What’s The Bloody Point? Changing A Successful Franchise, I’m Looking At You EA!
If you’ve missed my previous 2 What’s The Bloody Point articles, it’s a bi-weekly rant that I publish here on MMOGameCentral, discussing some of my biggest peeves and concerns in the gaming industry, and today I take a look at the inevitable f**k up that companies force themselves to do after releasing a great game.
We’ve all picked up a game we grew to love, whether it’s an RPG title or FPS game, games we adore earn a special place in our hearts. So why is it that the game companies then have to attempt to milk the living crap out of it? Replacing that loving memory with a burning hatred for game developers. I’ve highlighted a few of the most recent ones that come to mind, but this isn’t a new trend, Paperboy 2 anyone?
Tiger Woods 13
Following a totally awesome experience on The Masters (Tiger Woods 12), I couldn’t wait to pick up my copy of Tiger Woods 13, hell, I was at the door on opening time day of release. Texting a couple of mates on the way home, reliving some awesome nights on Tiger Woods 12, contemplating how much more awesome the newest installment could be, I was about ready to burst when I got home. Had prearranged for a few buddies to come over so we sat down for a serious golfing session. Going through the traditional confusing process of loading up characters and profiles, we got to playing. Within 30 seconds of playing, the atmosphere in the room changed from that of excitement, to mourning the death of a great franchise. Why in the hell would you totally remove all of the fun aspects of offline multiplayer? Remove course mastery, remove any challenge thanks to the easily tweaked caddy shots and cut out half the courses we’d already paid for in the previous game. Sure, some of the online features are awesome, but we’ve always played the Tiger titles as an offline game, competing for experience points and bragging rights. So now we couldn’t compete for masteries, and half the time only player 1 earns the full experience points to avoid boosting, get a grip. After an hour of the game, we reverted to Tiger Woods 12 and I returned my copy to the store. EA are also responsible for a large amount of the whining I did last week over Day 1 DLC content. Way to go.

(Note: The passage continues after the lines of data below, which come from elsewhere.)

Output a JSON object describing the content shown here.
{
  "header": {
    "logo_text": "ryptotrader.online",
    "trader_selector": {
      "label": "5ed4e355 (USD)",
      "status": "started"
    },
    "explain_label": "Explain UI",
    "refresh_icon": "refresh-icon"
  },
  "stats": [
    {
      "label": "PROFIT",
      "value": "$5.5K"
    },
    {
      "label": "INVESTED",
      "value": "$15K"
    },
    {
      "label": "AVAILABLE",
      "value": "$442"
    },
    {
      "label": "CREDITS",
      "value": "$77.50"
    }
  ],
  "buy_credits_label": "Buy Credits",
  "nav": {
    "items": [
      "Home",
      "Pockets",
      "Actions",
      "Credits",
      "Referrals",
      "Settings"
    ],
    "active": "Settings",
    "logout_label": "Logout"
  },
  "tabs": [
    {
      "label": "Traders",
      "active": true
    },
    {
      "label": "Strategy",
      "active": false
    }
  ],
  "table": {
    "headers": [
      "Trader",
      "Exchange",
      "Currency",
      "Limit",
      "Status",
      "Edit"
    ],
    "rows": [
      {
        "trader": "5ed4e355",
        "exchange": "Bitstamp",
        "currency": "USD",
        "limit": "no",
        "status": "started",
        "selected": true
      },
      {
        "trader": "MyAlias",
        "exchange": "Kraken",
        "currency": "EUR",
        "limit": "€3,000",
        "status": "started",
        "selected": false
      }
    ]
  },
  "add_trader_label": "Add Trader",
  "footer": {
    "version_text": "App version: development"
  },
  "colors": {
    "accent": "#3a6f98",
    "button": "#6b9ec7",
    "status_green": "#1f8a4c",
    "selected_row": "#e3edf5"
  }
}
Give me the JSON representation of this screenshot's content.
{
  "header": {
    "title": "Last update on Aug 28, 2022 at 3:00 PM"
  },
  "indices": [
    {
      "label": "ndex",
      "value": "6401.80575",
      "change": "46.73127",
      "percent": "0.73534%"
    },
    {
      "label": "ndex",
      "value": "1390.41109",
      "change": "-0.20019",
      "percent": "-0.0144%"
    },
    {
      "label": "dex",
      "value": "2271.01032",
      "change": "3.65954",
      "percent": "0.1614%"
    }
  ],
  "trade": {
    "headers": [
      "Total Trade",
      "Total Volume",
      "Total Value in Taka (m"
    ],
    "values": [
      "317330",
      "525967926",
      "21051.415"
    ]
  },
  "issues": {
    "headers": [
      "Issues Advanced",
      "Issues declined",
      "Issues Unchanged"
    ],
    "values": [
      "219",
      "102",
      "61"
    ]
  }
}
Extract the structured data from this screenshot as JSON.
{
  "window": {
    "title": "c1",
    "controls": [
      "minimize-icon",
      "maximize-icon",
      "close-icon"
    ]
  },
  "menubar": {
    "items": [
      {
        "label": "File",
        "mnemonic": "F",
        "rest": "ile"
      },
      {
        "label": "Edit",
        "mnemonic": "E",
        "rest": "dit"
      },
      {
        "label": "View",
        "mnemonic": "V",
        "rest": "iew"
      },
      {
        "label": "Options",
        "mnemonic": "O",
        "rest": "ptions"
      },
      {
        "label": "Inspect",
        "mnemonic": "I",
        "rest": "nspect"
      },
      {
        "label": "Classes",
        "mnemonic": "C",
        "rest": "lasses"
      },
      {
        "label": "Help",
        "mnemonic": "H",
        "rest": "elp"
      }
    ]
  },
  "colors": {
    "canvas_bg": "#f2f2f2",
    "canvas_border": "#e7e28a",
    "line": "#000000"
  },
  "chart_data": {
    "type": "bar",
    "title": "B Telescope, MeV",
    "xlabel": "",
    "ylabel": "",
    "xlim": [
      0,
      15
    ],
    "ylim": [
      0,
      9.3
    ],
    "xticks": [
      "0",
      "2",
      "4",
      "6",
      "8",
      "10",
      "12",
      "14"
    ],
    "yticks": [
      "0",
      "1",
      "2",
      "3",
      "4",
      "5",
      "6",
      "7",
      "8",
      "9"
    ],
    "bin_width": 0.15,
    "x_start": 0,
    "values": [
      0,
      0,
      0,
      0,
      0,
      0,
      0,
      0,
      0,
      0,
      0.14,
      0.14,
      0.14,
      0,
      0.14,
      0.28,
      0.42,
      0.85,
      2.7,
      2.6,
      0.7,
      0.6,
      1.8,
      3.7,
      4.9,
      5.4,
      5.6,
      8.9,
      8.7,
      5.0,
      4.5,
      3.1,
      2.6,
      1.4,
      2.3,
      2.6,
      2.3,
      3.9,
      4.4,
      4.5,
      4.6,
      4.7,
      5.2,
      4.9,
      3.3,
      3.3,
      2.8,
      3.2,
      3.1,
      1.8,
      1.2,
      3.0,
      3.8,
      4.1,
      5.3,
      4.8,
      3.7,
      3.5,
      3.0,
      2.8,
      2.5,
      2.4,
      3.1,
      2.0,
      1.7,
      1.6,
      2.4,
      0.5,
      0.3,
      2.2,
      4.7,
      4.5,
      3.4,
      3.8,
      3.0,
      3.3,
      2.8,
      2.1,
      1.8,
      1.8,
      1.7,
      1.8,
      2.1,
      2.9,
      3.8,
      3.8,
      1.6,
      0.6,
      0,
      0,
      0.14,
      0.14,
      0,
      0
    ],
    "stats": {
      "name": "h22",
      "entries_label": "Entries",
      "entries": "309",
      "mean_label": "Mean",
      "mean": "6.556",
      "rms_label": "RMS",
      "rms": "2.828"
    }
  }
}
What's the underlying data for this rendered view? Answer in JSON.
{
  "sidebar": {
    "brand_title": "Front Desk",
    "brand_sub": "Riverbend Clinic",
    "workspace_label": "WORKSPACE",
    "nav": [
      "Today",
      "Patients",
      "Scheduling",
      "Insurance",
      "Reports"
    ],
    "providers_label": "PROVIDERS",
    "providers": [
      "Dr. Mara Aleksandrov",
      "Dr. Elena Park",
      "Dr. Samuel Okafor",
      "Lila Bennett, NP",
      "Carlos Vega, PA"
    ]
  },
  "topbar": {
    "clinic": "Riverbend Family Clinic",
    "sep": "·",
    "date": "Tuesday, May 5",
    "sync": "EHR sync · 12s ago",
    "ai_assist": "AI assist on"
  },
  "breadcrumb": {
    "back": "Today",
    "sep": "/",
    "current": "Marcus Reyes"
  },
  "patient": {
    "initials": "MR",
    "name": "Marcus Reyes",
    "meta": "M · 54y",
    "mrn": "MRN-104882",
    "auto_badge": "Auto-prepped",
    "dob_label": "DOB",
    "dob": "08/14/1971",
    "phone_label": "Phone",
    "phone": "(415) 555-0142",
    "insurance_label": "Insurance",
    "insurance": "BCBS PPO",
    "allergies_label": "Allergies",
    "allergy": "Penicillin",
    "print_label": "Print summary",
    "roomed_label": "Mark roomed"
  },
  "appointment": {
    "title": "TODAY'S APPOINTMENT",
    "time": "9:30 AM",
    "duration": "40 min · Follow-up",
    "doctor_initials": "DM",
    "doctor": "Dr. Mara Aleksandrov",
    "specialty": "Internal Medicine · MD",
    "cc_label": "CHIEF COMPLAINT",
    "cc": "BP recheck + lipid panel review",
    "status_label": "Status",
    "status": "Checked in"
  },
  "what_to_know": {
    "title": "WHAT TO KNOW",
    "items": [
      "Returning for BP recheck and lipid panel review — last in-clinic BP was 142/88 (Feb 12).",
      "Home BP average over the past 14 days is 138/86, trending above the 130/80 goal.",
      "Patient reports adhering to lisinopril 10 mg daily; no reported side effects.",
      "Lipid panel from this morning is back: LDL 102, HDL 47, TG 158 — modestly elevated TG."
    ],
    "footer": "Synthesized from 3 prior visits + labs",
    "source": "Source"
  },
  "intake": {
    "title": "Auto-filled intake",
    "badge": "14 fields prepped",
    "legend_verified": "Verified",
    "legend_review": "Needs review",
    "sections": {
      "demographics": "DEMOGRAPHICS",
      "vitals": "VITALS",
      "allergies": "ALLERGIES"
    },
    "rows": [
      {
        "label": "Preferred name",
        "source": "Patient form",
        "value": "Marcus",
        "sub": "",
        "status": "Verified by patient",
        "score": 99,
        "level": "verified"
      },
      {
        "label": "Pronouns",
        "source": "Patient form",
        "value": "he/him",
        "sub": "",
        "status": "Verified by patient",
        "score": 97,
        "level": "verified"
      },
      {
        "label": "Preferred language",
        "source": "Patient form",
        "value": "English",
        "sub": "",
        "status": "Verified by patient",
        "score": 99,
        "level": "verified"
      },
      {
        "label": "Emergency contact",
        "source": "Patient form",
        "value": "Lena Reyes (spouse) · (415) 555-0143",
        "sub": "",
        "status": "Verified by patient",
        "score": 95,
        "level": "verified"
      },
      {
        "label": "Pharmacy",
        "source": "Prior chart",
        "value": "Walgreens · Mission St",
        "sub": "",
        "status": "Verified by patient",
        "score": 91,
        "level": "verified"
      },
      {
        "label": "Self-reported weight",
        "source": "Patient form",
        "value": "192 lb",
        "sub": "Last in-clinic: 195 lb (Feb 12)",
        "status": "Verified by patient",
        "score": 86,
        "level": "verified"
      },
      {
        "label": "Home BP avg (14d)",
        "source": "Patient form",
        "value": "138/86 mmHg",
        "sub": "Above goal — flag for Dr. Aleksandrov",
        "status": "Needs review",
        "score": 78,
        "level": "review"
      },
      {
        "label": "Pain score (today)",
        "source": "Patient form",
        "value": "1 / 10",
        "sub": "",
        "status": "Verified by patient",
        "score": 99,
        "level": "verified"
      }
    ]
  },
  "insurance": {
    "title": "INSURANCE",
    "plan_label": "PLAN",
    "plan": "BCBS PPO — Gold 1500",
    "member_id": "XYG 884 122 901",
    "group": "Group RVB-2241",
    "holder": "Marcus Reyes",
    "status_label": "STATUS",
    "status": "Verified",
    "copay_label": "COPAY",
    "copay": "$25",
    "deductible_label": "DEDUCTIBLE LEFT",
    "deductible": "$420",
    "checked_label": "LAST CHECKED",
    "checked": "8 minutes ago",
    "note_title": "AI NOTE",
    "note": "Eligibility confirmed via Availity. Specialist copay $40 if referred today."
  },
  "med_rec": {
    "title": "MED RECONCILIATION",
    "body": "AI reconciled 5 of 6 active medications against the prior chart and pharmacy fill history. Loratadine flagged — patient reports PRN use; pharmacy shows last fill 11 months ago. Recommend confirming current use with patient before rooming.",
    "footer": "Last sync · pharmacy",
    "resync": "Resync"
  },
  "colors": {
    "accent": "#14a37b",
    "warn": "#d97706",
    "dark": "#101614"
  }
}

Fight Night Champion
I really enjoyed the early Fight Night games, took a couple of years out but picked up Fight Night Champion from Blockbuster a while back. Expecting the same fearless brawling I experienced in the previous titles, I was met with a piss poor boxing simulation game that seemed to remove half the difficulty and all of the action from the previous titles. A self-proclaimed master of the punching sticks, I used to be able to combine hay-makers with huge uppercuts effortlessly, destroying my human opponents in the first round, 90% of the time. So instead of basing it on the combination of parry and stick movements, they added the R2 button that changed punches to power punches and removed the parry option altogether. Why? It doesn’t make the game more fun, it wasn’t exactly hard before, so making it easier was a dumbass move. Instead of trading massive blows and ending a fight in 2-3 rounds, my friends were forced to watch as 2 of us dueled it out for 20 minutes. Fight Night was never a simulation title, sure the storyline in Fight Night Champion was great fun, but again they totally changed the approach of offline multiplayer. Oh yeah, and EA again are involved.
I could easily list a dozen more game franchises that have done exactly the same thing. What’s the bloody point? I’ll avoid Tiger Woods 14 and the next Fight Night, purely because they didn’t offer what they managed with previous titles. What games spring to mind when you think of a great franchise gone wrong? Leave a comment below and let us know.